Data excerpts:
========================================
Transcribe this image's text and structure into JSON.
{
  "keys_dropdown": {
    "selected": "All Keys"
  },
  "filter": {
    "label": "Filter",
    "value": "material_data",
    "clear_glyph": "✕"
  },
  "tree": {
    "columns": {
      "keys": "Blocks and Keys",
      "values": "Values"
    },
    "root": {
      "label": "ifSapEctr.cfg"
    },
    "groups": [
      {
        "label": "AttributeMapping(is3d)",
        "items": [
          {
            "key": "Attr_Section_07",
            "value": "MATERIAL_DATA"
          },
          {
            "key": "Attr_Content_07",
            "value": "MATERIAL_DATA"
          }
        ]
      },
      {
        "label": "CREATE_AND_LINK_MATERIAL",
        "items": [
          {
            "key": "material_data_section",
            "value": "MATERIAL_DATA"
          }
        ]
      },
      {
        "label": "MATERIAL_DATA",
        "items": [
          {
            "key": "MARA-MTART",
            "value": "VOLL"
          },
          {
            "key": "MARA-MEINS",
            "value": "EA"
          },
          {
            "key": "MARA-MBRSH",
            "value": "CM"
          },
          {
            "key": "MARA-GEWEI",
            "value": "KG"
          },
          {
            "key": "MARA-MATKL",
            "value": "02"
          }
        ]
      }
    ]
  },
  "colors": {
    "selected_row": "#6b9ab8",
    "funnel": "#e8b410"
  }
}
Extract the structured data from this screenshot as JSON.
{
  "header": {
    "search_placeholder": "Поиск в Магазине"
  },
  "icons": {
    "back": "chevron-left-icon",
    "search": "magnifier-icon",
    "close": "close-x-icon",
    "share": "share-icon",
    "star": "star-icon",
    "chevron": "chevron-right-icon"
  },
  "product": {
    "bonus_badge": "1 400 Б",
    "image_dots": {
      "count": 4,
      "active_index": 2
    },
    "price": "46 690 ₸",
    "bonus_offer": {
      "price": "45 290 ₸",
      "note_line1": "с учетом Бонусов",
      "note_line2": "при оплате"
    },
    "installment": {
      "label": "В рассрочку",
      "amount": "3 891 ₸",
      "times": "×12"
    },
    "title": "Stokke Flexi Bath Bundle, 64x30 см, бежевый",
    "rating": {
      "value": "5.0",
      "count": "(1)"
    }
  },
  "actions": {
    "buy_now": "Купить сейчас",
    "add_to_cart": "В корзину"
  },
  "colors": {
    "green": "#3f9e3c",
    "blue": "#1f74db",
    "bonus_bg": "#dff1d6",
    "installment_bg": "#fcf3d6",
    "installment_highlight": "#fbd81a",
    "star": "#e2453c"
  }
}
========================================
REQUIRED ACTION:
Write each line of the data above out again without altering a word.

COMPLETED EXERCISE:
Transcribe this image's text and structure into JSON.
{
  "keys_dropdown": {
    "selected": "All Keys"
  },
  "filter": {
    "label": "Filter",
    "value": "material_data",
    "clear_glyph": "✕"
  },
  "tree": {
    "columns": {
      "keys": "Blocks and Keys",
      "values": "Values"
    },
    "root": {
      "label": "ifSapEctr.cfg"
    },
    "groups": [
      {
        "label": "AttributeMapping(is3d)",
        "items": [
          {
            "key": "Attr_Section_07",
            "value": "MATERIAL_DATA"
          },
          {
            "key": "Attr_Content_07",
            "value": "MATERIAL_DATA"
          }
        ]
      },
      {
        "label": "CREATE_AND_LINK_MATERIAL",
        "items": [
          {
            "key": "material_data_section",
            "value": "MATERIAL_DATA"
          }
        ]
      },
      {
        "label": "MATERIAL_DATA",
        "items": [
          {
            "key": "MARA-MTART",
            "value": "VOLL"
          },
          {
            "key": "MARA-MEINS",
            "value": "EA"
          },
          {
            "key": "MARA-MBRSH",
            "value": "CM"
          },
          {
            "key": "MARA-GEWEI",
            "value": "KG"
          },
          {
            "key": "MARA-MATKL",
            "value": "02"
          }
        ]
      }
    ]
  },
  "colors": {
    "selected_row": "#6b9ab8",
    "funnel": "#e8b410"
  }
}
Extract the structured data from this screenshot as JSON.
{
  "header": {
    "search_placeholder": "Поиск в Магазине"
  },
  "icons": {
    "back": "chevron-left-icon",
    "search": "magnifier-icon",
    "close": "close-x-icon",
    "share": "share-icon",
    "star": "star-icon",
    "chevron": "chevron-right-icon"
  },
  "product": {
    "bonus_badge": "1 400 Б",
    "image_dots": {
      "count": 4,
      "active_index": 2
    },
    "price": "46 690 ₸",
    "bonus_offer": {
      "price": "45 290 ₸",
      "note_line1": "с учетом Бонусов",
      "note_line2": "при оплате"
    },
    "installment": {
      "label": "В рассрочку",
      "amount": "3 891 ₸",
      "times": "×12"
    },
    "title": "Stokke Flexi Bath Bundle, 64x30 см, бежевый",
    "rating": {
      "value": "5.0",
      "count": "(1)"
    }
  },
  "actions": {
    "buy_now": "Купить сейчас",
    "add_to_cart": "В корзину"
  },
  "colors": {
    "green": "#3f9e3c",
    "blue": "#1f74db",
    "bonus_bg": "#dff1d6",
    "installment_bg": "#fcf3d6",
    "installment_highlight": "#fbd81a",
    "star": "#e2453c"
  }
}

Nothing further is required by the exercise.